Fans of Nanjiani will likely be most pleased with this effort, and it is strong enough in its comedy that it will likely garner him a slew of new followers to appreciate his very funny comedic efforts, both as a stand-up and as a comedic actor.  Although his range is mostly limited, and, at nearly 40, you have to suspend a good deal of disbelief to understand why he is far from having his act together, thanks to his dead-pan observations and willingness to do whatever it takes to sell the laugh, he remains a likeable enough presence that we root for him to find happiness, and the jokes can be surprising, even when it feels obvious as to where the story elements themselves eventually go. 

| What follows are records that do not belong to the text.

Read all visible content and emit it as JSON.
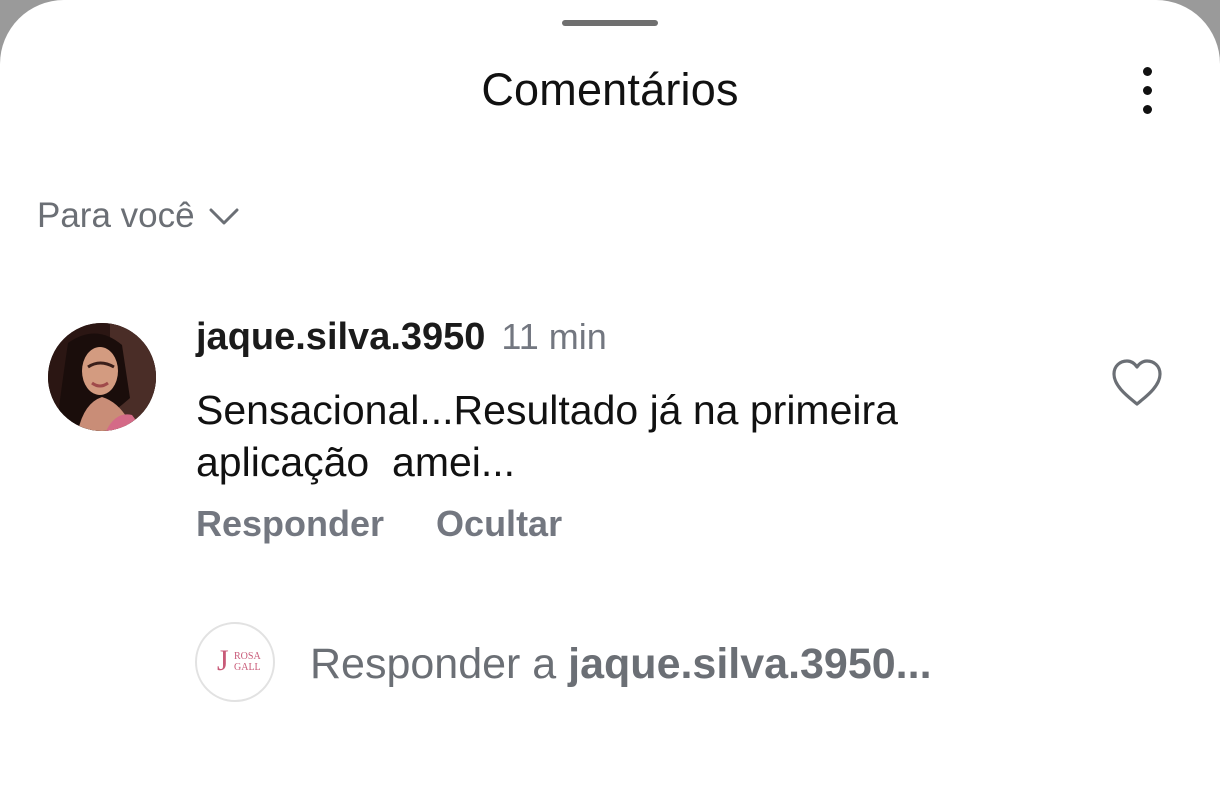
{
  "sheet": {
    "title": "Comentários"
  },
  "sort": {
    "label": "Para você"
  },
  "comment": {
    "username": "jaque.silva.3950",
    "time": "11 min",
    "text": "Sensacional...Resultado já na primeira aplicação  amei...",
    "actions": {
      "reply": "Responder",
      "hide": "Ocultar"
    }
  },
  "reply_box": {
    "prefix": "Responder a ",
    "target": "jaque.silva.3950",
    "suffix": "...",
    "avatar_logo": {
      "letter": "J",
      "line1": "ROSA",
      "line2": "GALL"
    }
  },
  "icons": {
    "more": "more-vertical-icon",
    "chevron": "chevron-down-icon",
    "like": "heart-outline-icon"
  },
  "colors": {
    "primary_text": "#111111",
    "secondary_text": "#737780",
    "logo": "#c85a78"
  }
}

Other more seasoned actors fare better, though the casting is a bit hit or miss, with Holly Hunter and Ray Romano seeming an odd pair, and they get mired in a couple of especially strained scenes, like an attempt to attend Kumail's stand-up performance that goes amok thanks to a racist heckler.  Zoe Kazan is also good as Emily, especially during the emotional bits, but, given the nature of the illness, she literally doesn't get to contribute much for much of the second half of the film.

As a comedic look into the difficulties of maintaining a family and religious tradition even when it isn't readily understood as to why they are maintained, and as an interesting and often amusing look into a rather unique situation that substitutes for regular courtship, The Big Sick emerges as a fun and funny comedy that finds more than enough truthful moments to savor amid some of the more manufactured elements of the shtick.  It's a film that is more consistently likeable than it is consistently good from an objective standpoint, but there are enough laughs, and a few tears, to justify the effort to go see it.

Qwipster's rating:

2017 Vince Leo